Why the ConCourt case for domestic workers is so important - for employers too

The highest court in the land is hearing a landmark ruling for domestic workers in South Africa. A new report puts its importance into perspective.

FILE: A domestic worker. Picture: Supplied

In May last year, the High Court in Pretoria made a landmark ruling that could change the lives of over one million domestic workers in South Africa.

That judgment allows housekeepers, gardeners, and handymen who work for employers at their homes to be able to claim from the Compensation Fund under the Department of Labour should they be injured while on duty.

But this ruling will only come into effect once the Constitutional Court cements the decision by ordering Parliament to amend the Compensation for Occupational Injuries and Diseases Act (COIDA) to include domestic workers.

The highest court in the land began hearing that case on Tuesday.

Maria Mahlangu, a domestic worker who was partially blind and worked for the De Clerq family for 22 years, was cleaning windows outside the house close to the pool on 31 March 2012. She fell from the ladder she was standing on, and into the pool, which was uncovered and had no fence at the time. Mahlangu could not swim, and drowned. Her body was found by her employer hours later.

Court papers state that Mr De Clerq was working in a different part of the house at the time of her death. In the same court papers, Mahalangu’s daughter, Sylvia Bongi, says when she went back to the home the next month to perform cultural rites, the De Clerq’s said they wouldn’t be attending her funeral as “they were scared that the black people would kill them, believing that they might have killed my mother”. According to the affidavit, Sylvia left the home with less than R5,000 from the family.

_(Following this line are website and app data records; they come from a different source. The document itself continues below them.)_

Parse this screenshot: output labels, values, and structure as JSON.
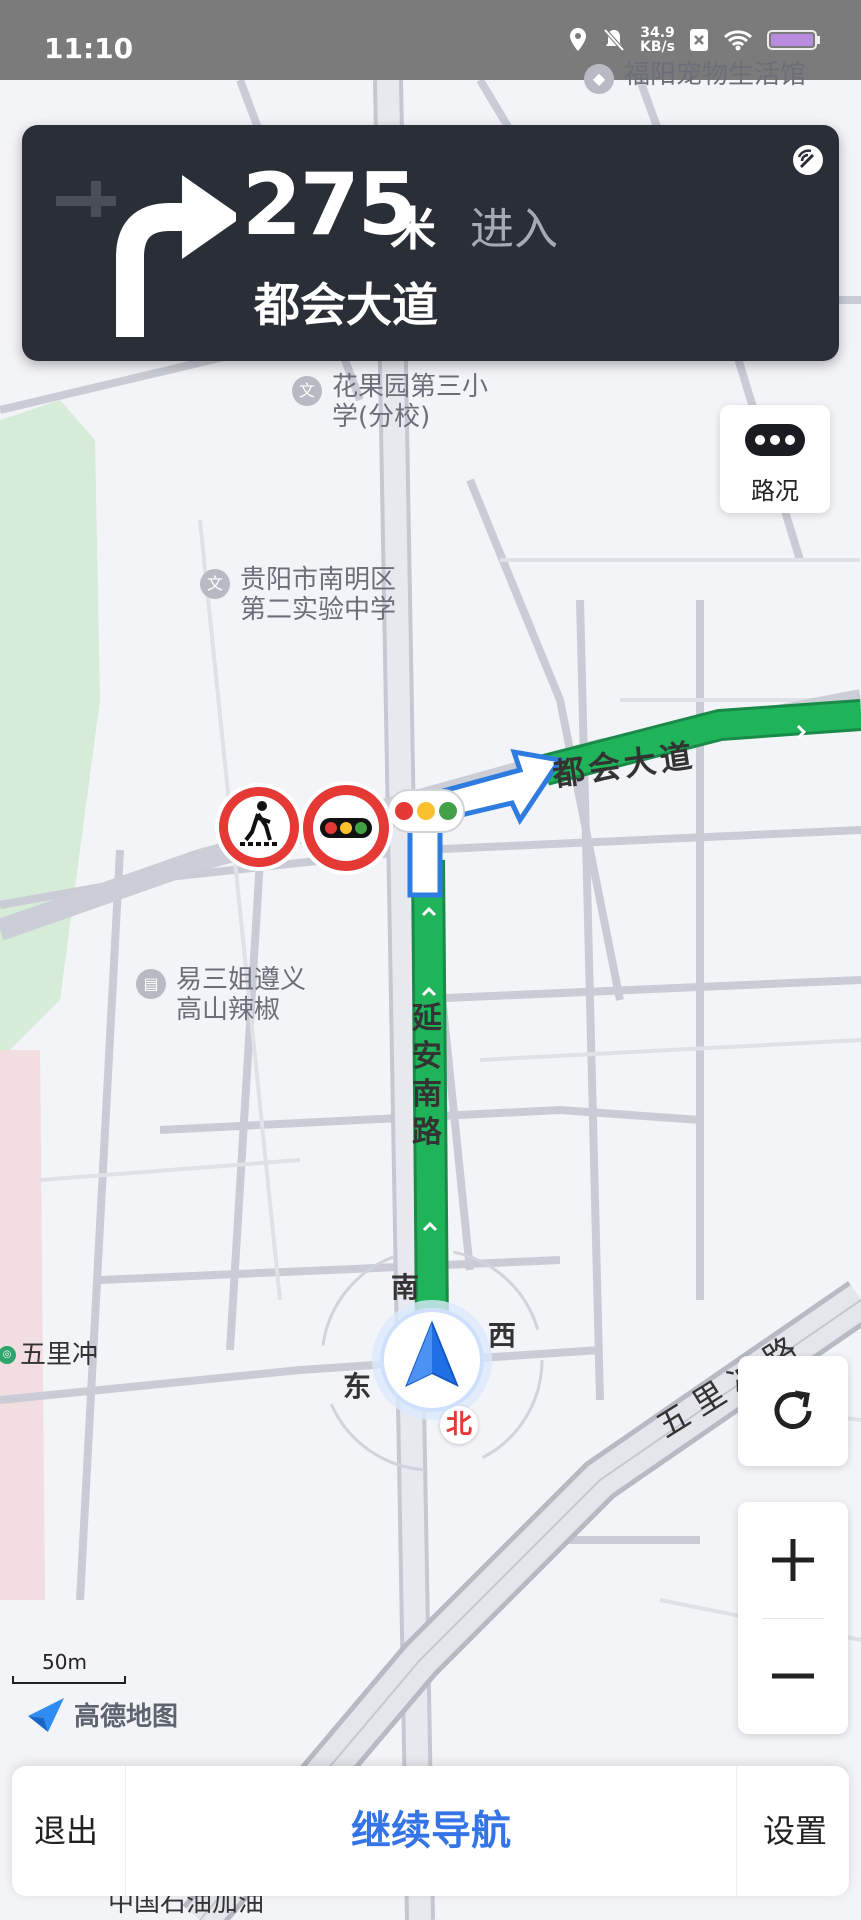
{
  "status_bar": {
    "time": "11:10",
    "net_speed_value": "34.9",
    "net_speed_unit": "KB/s"
  },
  "nav_card": {
    "distance": "275",
    "unit": "米",
    "action": "进入",
    "road": "都会大道"
  },
  "map": {
    "pois": [
      {
        "name_line1": "福阳宠物生活馆",
        "name_line2": ""
      },
      {
        "name_line1": "花果园第三小",
        "name_line2": "学(分校)"
      },
      {
        "name_line1": "贵阳市南明区",
        "name_line2": "第二实验中学"
      },
      {
        "name_line1": "易三姐遵义",
        "name_line2": "高山辣椒"
      },
      {
        "name_line1": "五里冲",
        "name_line2": ""
      },
      {
        "name_line1": "中国石油加油",
        "name_line2": ""
      }
    ],
    "roads": {
      "yanan": "延安南路",
      "duhui": "都会大道",
      "wulichong": "五里冲路"
    },
    "compass": {
      "n": "北",
      "s": "南",
      "e": "东",
      "w": "西"
    },
    "scale_label": "50m",
    "brand": "高德地图"
  },
  "controls": {
    "traffic_label": "路况"
  },
  "bottom_bar": {
    "exit": "退出",
    "continue": "继续导航",
    "settings": "设置"
  },
  "colors": {
    "route_green": "#1fb45a",
    "nav_card_bg": "#2a2e37",
    "accent_blue": "#3474e6"
  }
}
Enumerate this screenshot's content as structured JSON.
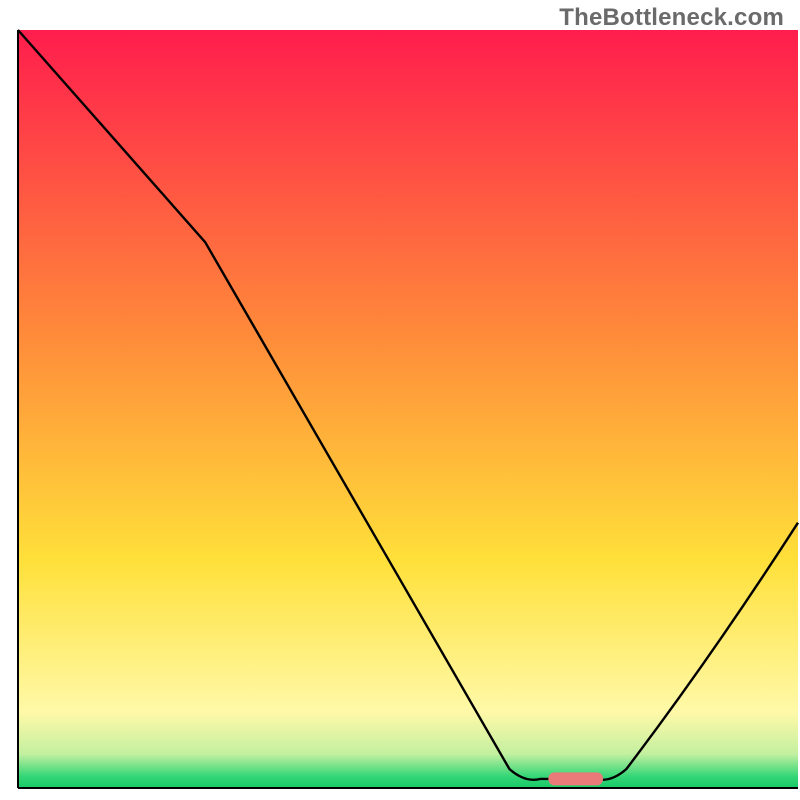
{
  "watermark": "TheBottleneck.com",
  "chart_data": {
    "type": "line",
    "title": "",
    "xlabel": "",
    "ylabel": "",
    "x_range": [
      0,
      100
    ],
    "y_range": [
      0,
      100
    ],
    "grid": false,
    "legend": false,
    "background_gradient": {
      "stops": [
        {
          "offset": 0.0,
          "color": "#ff1d4d"
        },
        {
          "offset": 0.4,
          "color": "#ff8a3a"
        },
        {
          "offset": 0.7,
          "color": "#ffe03a"
        },
        {
          "offset": 0.9,
          "color": "#fff9a8"
        },
        {
          "offset": 0.955,
          "color": "#c3f0a0"
        },
        {
          "offset": 0.985,
          "color": "#33d676"
        },
        {
          "offset": 1.0,
          "color": "#18c968"
        }
      ]
    },
    "series": [
      {
        "name": "curve",
        "type": "line",
        "points": [
          {
            "x": 0,
            "y": 100
          },
          {
            "x": 24,
            "y": 72
          },
          {
            "x": 63,
            "y": 2.5
          },
          {
            "x": 67,
            "y": 1.2
          },
          {
            "x": 74,
            "y": 1.2
          },
          {
            "x": 78,
            "y": 2.5
          },
          {
            "x": 100,
            "y": 35
          }
        ]
      }
    ],
    "highlight_segment": {
      "x_start": 68,
      "x_end": 75,
      "y": 1.2,
      "color": "#e97a79"
    },
    "axes": {
      "left": {
        "x": 2,
        "y1": 0,
        "y2": 100
      },
      "bottom": {
        "y": 0,
        "x1": 0,
        "x2": 100
      }
    }
  }
}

Sylvia has a child of her own, and both were dependent on Mahlangu. When the destitute woman approached the Department of Labour to receive compensation, she was informed that she could not receive compensation, and also could not get any unemployment insurance benefits, which would usually be covered by COIDA. COIDA expressly excludes domestic workers from the definition of "employee".

The Socio-Economic Rights Institute (SERI) acted on behalf of Mahlangu, along with the the South African Domestic Service and Allied Workers Union (SADSAWU). Together, they asked the court to compel the Labour Department to amend COIDA to include domestic workers, and to ensure “enforcement measures”, according to SERI, that ensure employers comply. The Labour Minister in 2018 proposed amendments to the law to include domestic workers. But the 2019 case was still significant, asking for the amendments to be made retrospectively.

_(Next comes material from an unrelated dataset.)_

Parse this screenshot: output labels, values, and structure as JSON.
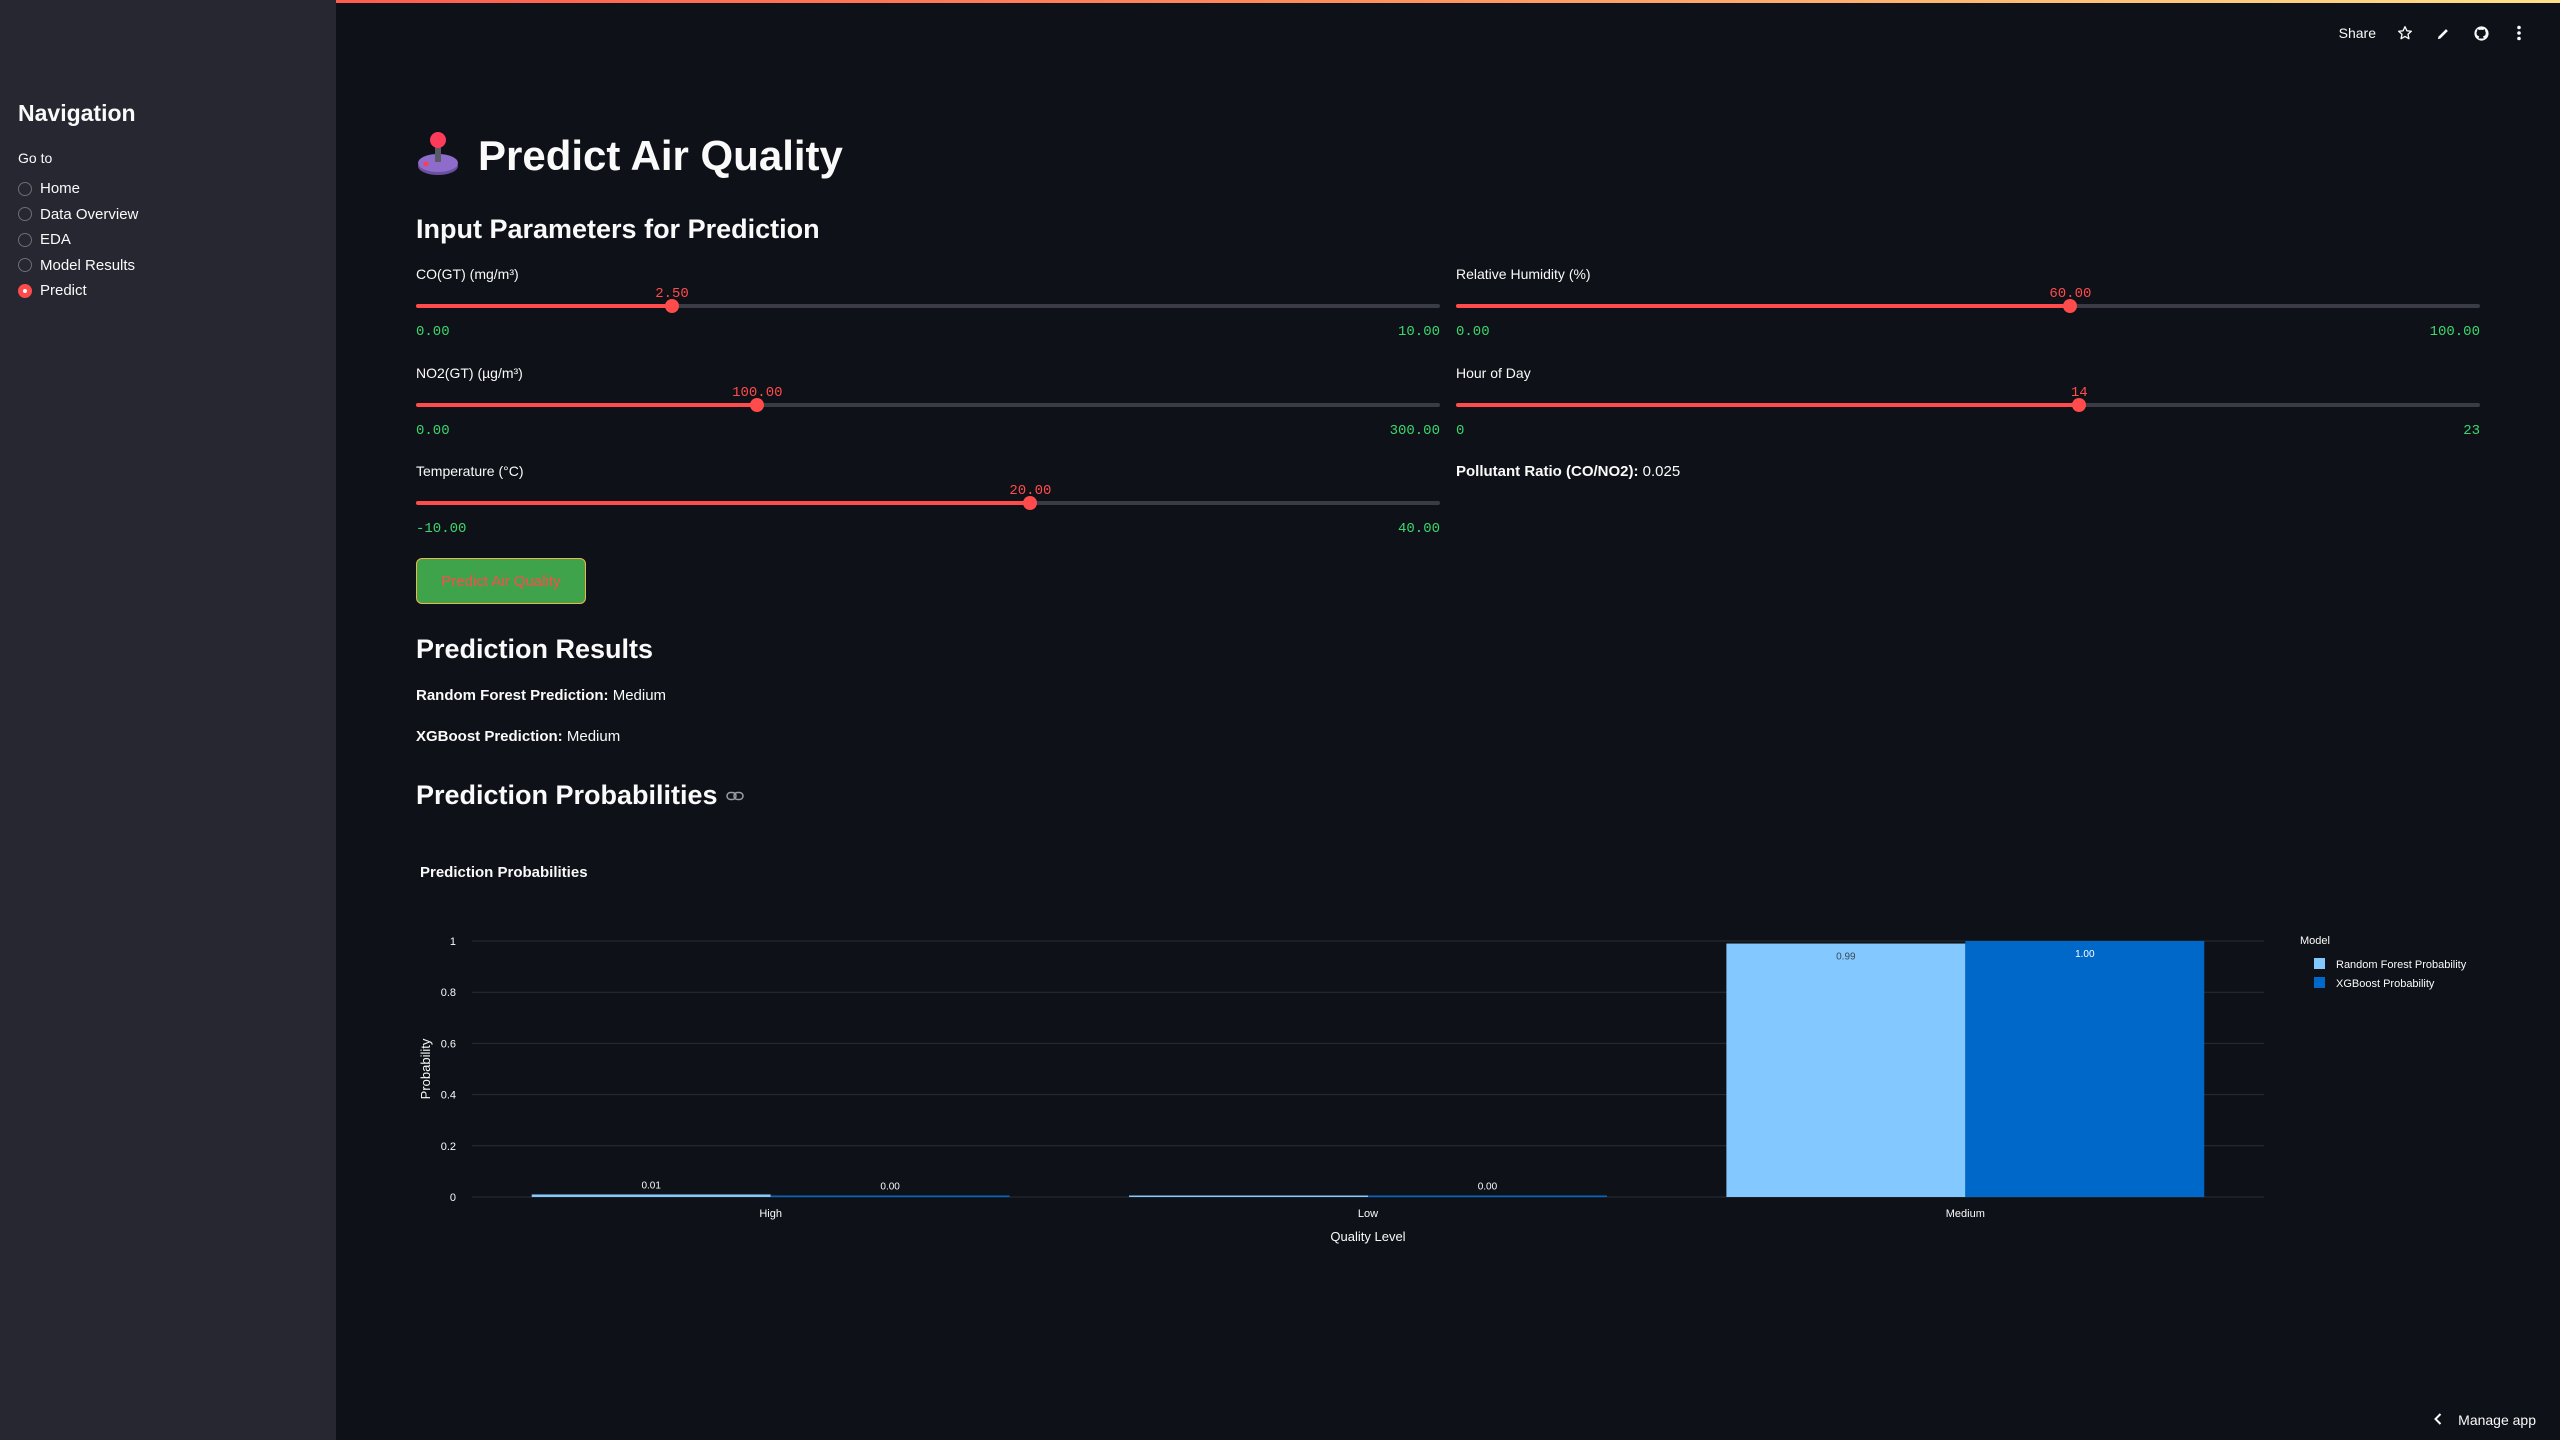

If the Constitutional Court enforces the High Court ruling, employers would have to pay a portion of workers' pay packages towards the Compensation Fund each month, which the employee can claim from in the case of injury or disease.

According to the Solidarity Centre's report titled 'When the job hurts: workplace injuries and disease among South Africa's domestic workers', domestic workers reported injuries that included lacerations, major cuts or stab wounds, skin damage, brain tumours, high blood pressure, head injuries, miscarriage, death, blindness, deafness and attempted rape.

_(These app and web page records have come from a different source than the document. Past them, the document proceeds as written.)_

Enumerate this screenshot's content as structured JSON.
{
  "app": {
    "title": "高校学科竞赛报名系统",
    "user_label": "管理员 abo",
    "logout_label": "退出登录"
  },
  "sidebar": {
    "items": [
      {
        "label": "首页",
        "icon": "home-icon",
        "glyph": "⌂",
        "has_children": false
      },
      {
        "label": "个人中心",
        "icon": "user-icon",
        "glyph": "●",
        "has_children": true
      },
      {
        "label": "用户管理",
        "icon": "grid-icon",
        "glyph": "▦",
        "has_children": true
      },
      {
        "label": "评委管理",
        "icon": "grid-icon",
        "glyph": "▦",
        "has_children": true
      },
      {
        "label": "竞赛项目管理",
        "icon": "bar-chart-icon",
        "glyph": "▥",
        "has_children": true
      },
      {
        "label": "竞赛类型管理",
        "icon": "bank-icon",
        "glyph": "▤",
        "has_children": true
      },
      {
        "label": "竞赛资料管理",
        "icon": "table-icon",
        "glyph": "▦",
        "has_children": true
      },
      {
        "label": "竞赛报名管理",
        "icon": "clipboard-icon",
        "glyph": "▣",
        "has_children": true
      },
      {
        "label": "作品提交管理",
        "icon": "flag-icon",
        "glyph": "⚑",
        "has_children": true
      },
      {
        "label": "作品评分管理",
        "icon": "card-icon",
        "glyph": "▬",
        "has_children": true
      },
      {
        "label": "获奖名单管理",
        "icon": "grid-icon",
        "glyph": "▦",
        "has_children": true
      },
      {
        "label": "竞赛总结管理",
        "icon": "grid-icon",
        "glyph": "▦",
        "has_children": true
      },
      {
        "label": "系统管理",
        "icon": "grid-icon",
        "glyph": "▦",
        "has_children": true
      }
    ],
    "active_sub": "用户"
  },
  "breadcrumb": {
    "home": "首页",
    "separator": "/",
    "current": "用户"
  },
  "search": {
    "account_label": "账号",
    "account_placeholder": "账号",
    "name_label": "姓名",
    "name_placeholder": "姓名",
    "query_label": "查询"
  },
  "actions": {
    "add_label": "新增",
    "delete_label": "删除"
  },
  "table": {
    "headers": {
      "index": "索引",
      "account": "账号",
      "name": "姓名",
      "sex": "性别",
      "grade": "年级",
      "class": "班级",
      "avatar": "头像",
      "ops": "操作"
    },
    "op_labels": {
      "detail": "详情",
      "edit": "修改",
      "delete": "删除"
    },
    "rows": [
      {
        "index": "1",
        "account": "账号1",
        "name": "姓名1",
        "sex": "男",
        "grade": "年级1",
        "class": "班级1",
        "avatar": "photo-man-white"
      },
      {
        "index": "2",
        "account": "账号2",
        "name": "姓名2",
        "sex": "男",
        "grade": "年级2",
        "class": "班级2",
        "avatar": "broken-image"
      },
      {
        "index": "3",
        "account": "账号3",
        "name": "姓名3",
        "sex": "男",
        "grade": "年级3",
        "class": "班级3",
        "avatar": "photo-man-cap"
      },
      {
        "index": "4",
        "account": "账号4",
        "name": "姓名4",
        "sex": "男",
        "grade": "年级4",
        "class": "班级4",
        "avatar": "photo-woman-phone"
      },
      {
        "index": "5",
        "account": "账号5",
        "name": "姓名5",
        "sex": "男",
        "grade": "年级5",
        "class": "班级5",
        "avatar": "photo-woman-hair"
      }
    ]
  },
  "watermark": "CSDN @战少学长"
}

The report investigated the incidence of occupational injury and illness among domestic workers in South Africa. It included a series of case studies showing the nature, consequences and context of injury and diseases that domestic workers in South Africa are exposed to on the job. It surveyed 60 respondents out over 90,000 participants on WhatsApp and Facebook. Of the 60, five were men.

READ: When the job hurts: workplace injuries and disease among South Africa's domestic workers

When the Job Hurts Report by Janice Healing on Scribd

The stories include people who had been fired after being declared ill by a doctor, and told to only do "light work".

One woman, Buhle, whose story was told via her brother, died after years of being subjected to emotionally abusive behaviour by her employer, according to him. He said she was emotionally and psychologically stressed, and this was compounded by her low wages. She was hospitalised for work-related stress, but died there, he told the researchers.

The report stated that "injured domestic workers were reluctant to report their cases for fear of reprisal".

"Several respondents preferred to 'remain silent' for fear of reprisals such as losing jobs... Some injured workers reported unfair dismissal subsequent to their injury," the report stated.

But a key factor remained that domestic workers covered by COIDA were unable to access the claims process, telling Solidarity Centre that they were unable to get time off work to pursue their cases or that documentation and proving the allegations was "prohibitively expensive". In the case of Sylvia's, it has proven true.

Sylvia's case continues in the Constitutional Court.